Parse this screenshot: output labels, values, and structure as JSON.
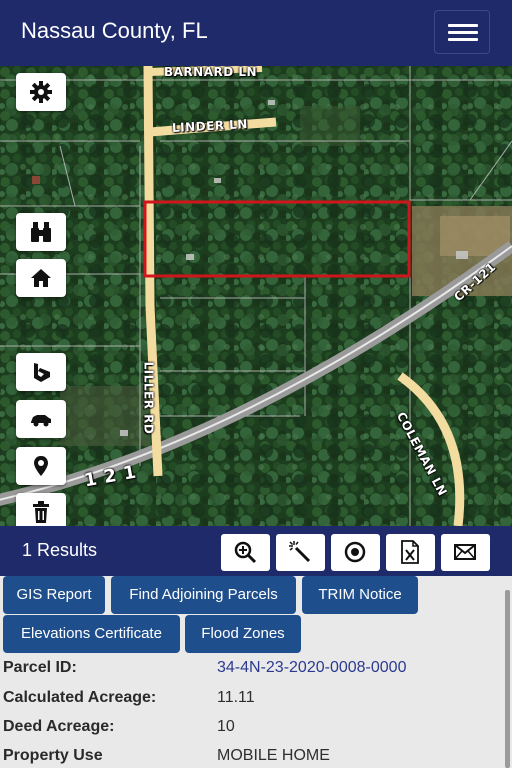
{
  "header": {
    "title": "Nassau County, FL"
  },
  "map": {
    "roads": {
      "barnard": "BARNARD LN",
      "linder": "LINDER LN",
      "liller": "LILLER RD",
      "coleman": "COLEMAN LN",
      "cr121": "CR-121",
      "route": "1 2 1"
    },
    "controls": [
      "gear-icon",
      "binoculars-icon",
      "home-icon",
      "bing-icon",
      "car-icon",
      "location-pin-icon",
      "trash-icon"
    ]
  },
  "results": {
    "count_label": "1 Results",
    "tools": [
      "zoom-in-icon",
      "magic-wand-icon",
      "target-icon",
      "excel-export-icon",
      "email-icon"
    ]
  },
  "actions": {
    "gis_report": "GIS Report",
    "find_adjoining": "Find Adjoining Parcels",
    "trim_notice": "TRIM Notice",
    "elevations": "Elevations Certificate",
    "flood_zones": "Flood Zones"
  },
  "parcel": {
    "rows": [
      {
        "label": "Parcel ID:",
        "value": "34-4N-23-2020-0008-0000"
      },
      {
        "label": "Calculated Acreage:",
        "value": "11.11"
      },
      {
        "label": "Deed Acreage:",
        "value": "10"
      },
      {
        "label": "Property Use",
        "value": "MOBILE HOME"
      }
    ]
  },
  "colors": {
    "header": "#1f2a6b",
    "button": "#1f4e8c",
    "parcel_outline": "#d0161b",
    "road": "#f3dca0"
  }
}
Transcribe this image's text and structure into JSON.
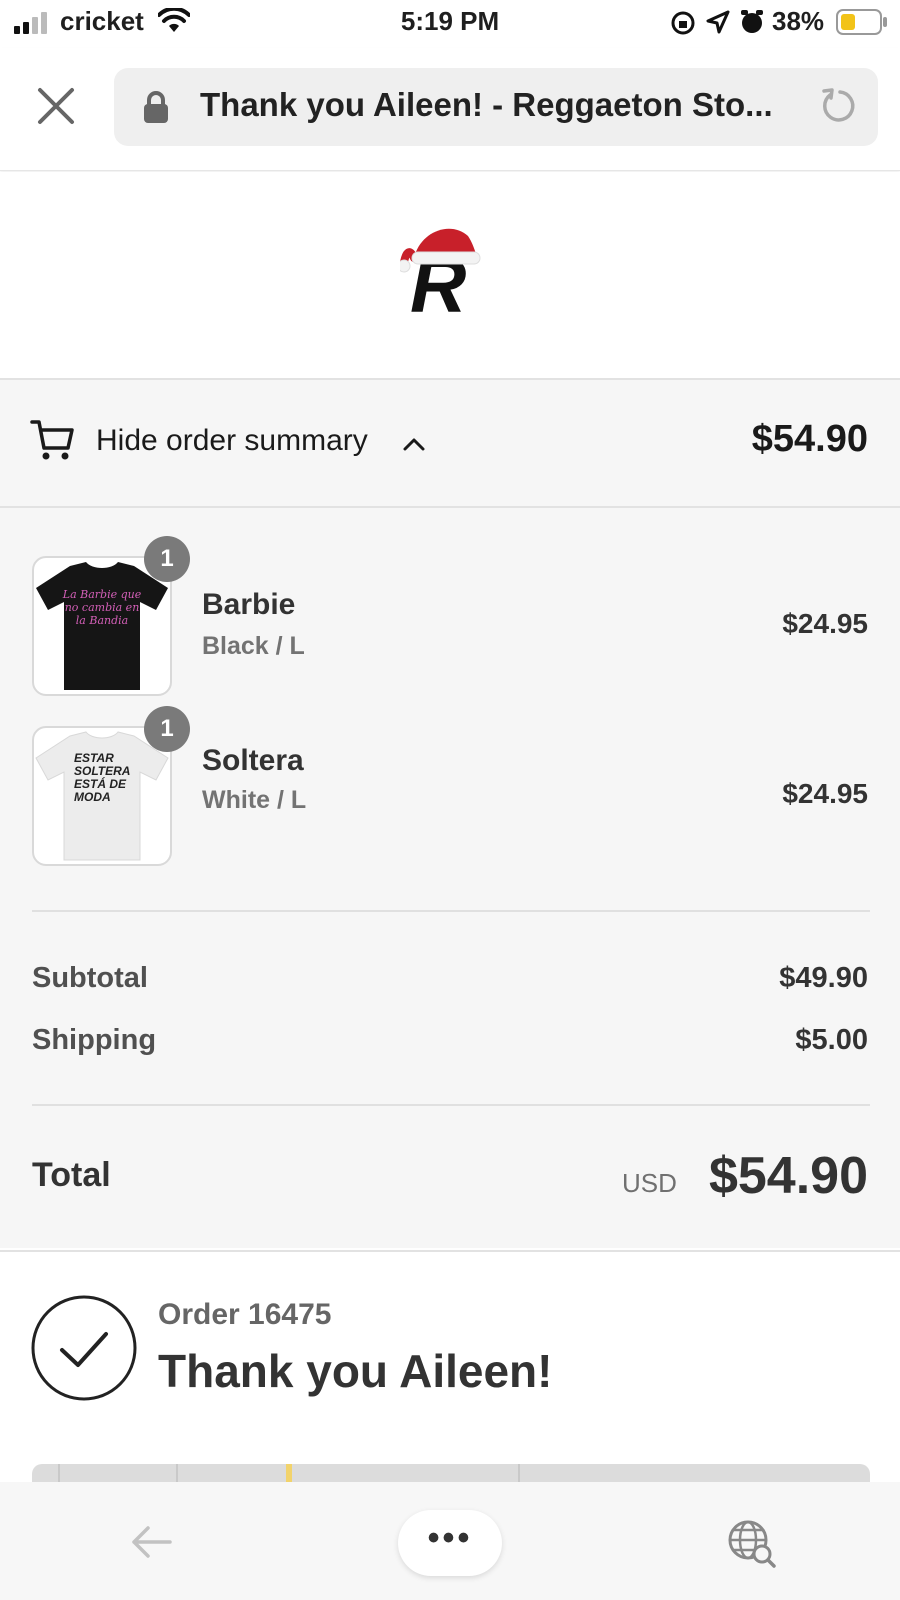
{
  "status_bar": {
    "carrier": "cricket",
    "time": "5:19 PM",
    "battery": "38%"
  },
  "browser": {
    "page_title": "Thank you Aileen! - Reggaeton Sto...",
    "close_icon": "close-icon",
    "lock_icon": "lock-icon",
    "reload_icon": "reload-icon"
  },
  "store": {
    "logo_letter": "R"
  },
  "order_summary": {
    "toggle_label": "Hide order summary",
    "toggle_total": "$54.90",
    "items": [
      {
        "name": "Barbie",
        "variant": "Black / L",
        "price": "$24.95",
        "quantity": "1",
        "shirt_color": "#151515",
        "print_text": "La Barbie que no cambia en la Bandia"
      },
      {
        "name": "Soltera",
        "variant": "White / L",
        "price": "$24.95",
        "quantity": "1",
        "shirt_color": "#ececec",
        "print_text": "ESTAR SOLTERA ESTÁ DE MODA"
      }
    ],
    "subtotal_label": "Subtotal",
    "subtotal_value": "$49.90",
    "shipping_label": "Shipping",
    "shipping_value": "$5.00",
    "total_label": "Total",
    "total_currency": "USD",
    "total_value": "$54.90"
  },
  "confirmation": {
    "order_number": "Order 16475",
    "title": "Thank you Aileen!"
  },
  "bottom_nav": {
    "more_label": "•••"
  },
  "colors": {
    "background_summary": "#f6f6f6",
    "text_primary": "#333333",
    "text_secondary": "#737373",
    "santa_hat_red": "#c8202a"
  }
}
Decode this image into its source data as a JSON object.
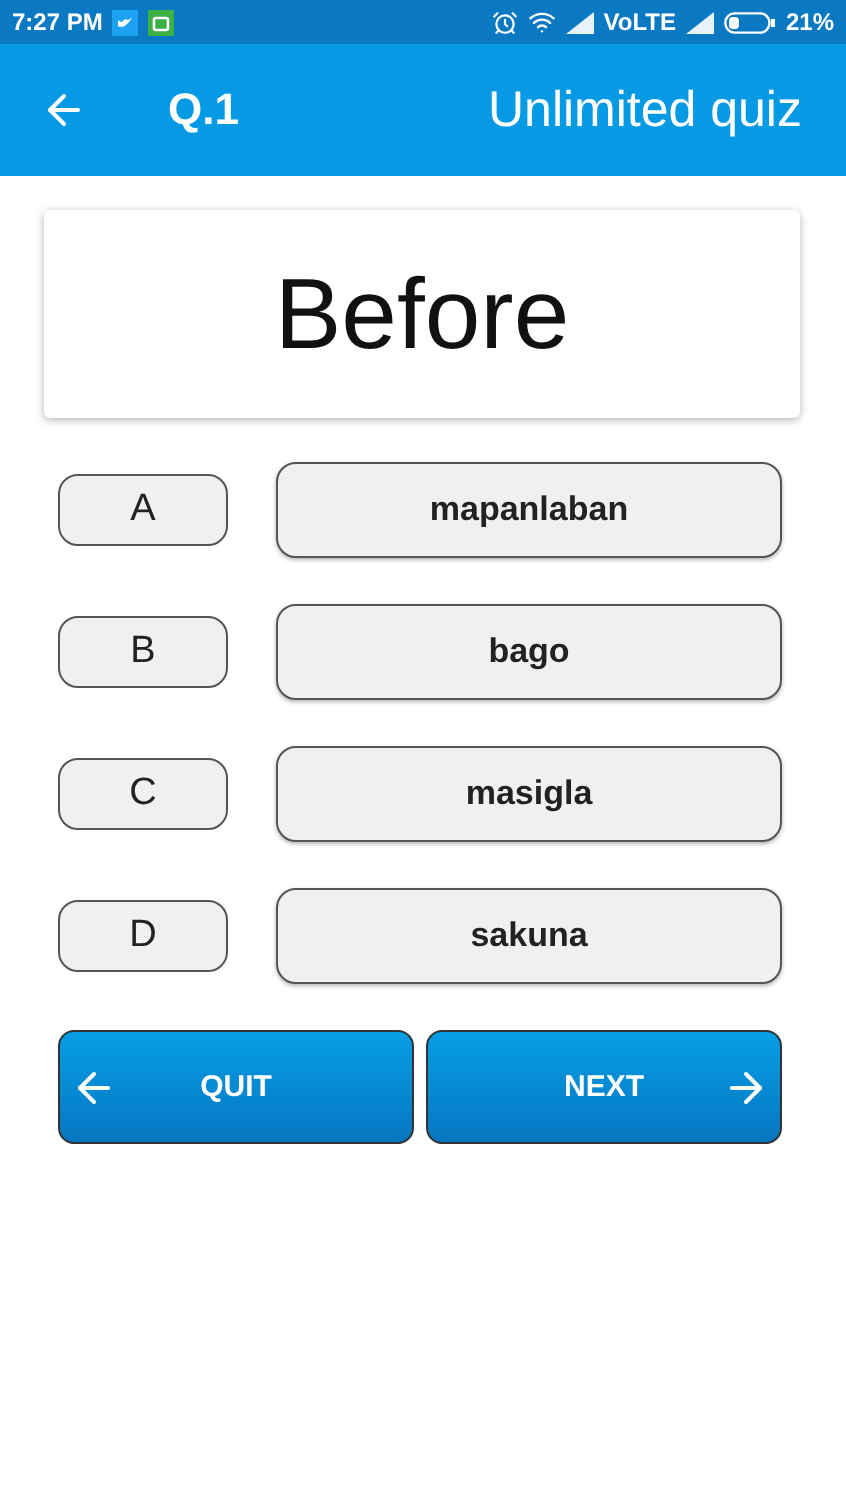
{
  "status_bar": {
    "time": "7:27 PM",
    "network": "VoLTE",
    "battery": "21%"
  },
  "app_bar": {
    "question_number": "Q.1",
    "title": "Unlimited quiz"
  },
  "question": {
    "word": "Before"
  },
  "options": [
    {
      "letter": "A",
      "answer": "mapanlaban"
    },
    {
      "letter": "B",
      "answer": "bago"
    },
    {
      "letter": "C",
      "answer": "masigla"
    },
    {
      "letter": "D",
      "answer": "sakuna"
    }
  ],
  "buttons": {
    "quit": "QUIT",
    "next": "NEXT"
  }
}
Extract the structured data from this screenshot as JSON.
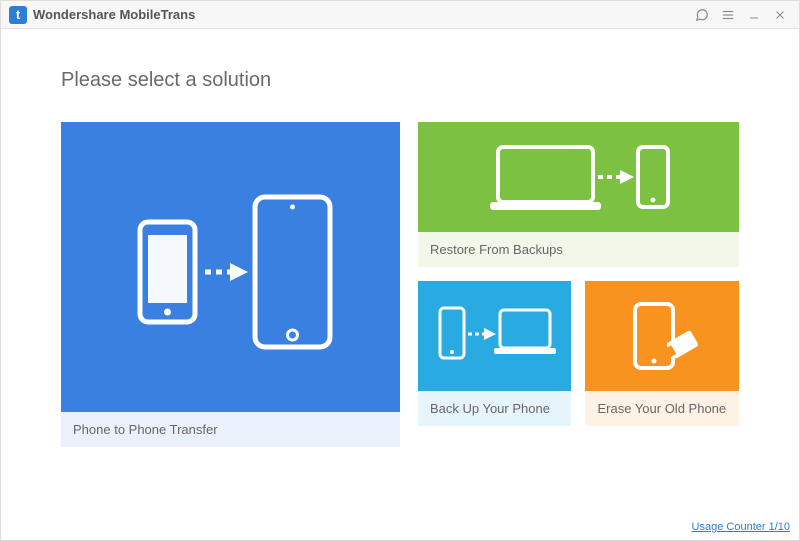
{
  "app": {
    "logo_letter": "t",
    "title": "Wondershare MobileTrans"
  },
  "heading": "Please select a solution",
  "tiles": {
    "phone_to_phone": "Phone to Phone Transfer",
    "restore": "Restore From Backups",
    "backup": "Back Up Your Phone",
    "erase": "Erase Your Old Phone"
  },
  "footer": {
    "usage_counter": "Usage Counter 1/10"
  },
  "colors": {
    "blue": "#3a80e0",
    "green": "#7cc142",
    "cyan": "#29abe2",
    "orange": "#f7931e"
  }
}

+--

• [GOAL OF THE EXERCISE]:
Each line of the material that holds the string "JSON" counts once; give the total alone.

• [TASK RESULT]:
4